**Problem to solve**
Only the line containing "Output a JSON" and those after it, up to the end of the records below, are to be set down, exactly as written.

**Supplied data**
══════════════════════════════

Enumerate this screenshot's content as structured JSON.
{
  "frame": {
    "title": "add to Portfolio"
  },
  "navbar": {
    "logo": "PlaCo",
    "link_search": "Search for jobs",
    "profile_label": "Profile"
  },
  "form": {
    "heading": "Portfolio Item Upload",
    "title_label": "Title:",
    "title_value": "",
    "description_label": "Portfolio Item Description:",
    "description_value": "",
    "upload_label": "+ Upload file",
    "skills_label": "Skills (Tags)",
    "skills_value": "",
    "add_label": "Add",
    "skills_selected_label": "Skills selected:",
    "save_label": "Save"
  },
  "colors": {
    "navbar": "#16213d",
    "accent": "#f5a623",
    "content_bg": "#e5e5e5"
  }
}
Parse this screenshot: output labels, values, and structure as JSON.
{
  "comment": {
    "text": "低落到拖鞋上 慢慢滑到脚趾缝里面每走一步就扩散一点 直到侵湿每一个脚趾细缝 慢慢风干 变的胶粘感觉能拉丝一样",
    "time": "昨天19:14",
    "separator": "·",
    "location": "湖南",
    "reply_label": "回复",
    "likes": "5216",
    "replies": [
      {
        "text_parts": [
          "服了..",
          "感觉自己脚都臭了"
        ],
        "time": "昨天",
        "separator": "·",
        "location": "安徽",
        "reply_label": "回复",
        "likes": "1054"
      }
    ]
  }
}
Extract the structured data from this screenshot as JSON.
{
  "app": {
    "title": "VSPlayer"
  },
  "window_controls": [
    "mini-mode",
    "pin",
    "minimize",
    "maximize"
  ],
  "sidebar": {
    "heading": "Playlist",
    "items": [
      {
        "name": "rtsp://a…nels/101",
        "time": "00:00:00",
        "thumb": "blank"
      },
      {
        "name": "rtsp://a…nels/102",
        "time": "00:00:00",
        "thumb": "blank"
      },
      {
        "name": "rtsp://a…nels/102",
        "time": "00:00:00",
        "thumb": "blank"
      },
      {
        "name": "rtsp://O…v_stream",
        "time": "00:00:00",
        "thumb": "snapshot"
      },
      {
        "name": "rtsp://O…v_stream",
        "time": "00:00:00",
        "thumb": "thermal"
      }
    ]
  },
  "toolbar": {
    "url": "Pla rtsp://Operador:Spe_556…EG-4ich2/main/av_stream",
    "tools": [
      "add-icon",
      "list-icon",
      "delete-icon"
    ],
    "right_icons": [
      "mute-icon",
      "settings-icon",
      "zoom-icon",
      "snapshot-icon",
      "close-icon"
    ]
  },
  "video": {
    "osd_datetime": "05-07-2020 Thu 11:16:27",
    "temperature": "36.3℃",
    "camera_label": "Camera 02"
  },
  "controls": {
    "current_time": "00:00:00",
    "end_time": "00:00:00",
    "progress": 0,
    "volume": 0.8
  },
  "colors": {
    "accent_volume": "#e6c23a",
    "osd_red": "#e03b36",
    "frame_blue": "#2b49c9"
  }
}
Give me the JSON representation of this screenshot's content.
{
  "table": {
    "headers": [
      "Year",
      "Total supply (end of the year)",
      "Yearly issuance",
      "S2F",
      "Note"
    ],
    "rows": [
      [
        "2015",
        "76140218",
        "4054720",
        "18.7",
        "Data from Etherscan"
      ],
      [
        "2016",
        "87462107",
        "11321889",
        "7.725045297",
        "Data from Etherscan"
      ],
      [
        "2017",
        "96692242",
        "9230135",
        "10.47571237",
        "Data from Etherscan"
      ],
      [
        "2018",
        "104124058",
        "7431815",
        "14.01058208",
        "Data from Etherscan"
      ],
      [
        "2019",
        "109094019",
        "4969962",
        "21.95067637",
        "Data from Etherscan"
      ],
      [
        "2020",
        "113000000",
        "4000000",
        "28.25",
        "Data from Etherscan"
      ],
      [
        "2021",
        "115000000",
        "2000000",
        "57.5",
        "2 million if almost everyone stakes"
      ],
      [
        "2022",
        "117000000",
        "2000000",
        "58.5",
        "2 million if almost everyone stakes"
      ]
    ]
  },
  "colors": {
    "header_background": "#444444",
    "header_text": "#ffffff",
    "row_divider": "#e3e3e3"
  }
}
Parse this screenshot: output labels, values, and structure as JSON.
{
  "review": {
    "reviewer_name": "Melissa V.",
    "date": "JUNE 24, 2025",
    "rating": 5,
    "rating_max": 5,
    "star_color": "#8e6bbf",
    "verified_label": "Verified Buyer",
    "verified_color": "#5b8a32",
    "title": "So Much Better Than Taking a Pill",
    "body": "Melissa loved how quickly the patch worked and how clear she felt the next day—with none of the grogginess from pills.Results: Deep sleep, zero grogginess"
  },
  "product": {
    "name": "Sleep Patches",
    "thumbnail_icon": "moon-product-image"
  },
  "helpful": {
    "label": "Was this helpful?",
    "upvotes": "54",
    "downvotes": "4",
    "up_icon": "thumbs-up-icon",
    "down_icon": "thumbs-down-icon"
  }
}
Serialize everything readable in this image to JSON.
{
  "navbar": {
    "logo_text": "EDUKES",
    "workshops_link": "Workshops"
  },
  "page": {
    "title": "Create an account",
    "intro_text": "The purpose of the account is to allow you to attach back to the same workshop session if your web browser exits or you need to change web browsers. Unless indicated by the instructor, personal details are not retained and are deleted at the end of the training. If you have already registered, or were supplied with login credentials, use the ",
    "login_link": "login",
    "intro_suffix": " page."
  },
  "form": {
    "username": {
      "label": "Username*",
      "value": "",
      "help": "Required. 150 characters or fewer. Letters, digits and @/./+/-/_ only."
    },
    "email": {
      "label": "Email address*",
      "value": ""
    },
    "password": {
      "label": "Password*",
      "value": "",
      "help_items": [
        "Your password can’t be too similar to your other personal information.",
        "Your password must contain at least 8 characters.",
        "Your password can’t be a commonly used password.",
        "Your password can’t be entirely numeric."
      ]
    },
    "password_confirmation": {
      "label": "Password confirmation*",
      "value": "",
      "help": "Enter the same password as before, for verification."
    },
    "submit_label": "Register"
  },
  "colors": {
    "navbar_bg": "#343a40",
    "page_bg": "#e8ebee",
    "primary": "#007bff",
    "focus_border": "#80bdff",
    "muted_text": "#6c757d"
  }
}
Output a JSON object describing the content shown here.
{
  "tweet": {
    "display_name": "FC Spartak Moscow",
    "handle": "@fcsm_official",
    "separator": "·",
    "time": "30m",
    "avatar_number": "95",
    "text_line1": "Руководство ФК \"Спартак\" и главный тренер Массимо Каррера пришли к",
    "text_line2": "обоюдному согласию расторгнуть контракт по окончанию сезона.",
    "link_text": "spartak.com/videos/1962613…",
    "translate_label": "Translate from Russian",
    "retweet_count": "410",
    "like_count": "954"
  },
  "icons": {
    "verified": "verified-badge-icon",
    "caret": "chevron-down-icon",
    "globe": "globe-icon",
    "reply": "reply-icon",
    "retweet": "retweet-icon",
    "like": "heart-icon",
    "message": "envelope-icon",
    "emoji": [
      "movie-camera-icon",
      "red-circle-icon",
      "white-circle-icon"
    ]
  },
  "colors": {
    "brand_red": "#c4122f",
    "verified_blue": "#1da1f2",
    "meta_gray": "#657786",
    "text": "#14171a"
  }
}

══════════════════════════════

**Completed exercise**
Output a JSON object describing the content shown here.
{
  "tweet": {
    "display_name": "FC Spartak Moscow",
    "handle": "@fcsm_official",
    "separator": "·",
    "time": "30m",
    "avatar_number": "95",
    "text_line1": "Руководство ФК \"Спартак\" и главный тренер Массимо Каррера пришли к",
    "text_line2": "обоюдному согласию расторгнуть контракт по окончанию сезона.",
    "link_text": "spartak.com/videos/1962613…",
    "translate_label": "Translate from Russian",
    "retweet_count": "410",
    "like_count": "954"
  },
  "icons": {
    "verified": "verified-badge-icon",
    "caret": "chevron-down-icon",
    "globe": "globe-icon",
    "reply": "reply-icon",
    "retweet": "retweet-icon",
    "like": "heart-icon",
    "message": "envelope-icon",
    "emoji": [
      "movie-camera-icon",
      "red-circle-icon",
      "white-circle-icon"
    ]
  },
  "colors": {
    "brand_red": "#c4122f",
    "verified_blue": "#1da1f2",
    "meta_gray": "#657786",
    "text": "#14171a"
  }
}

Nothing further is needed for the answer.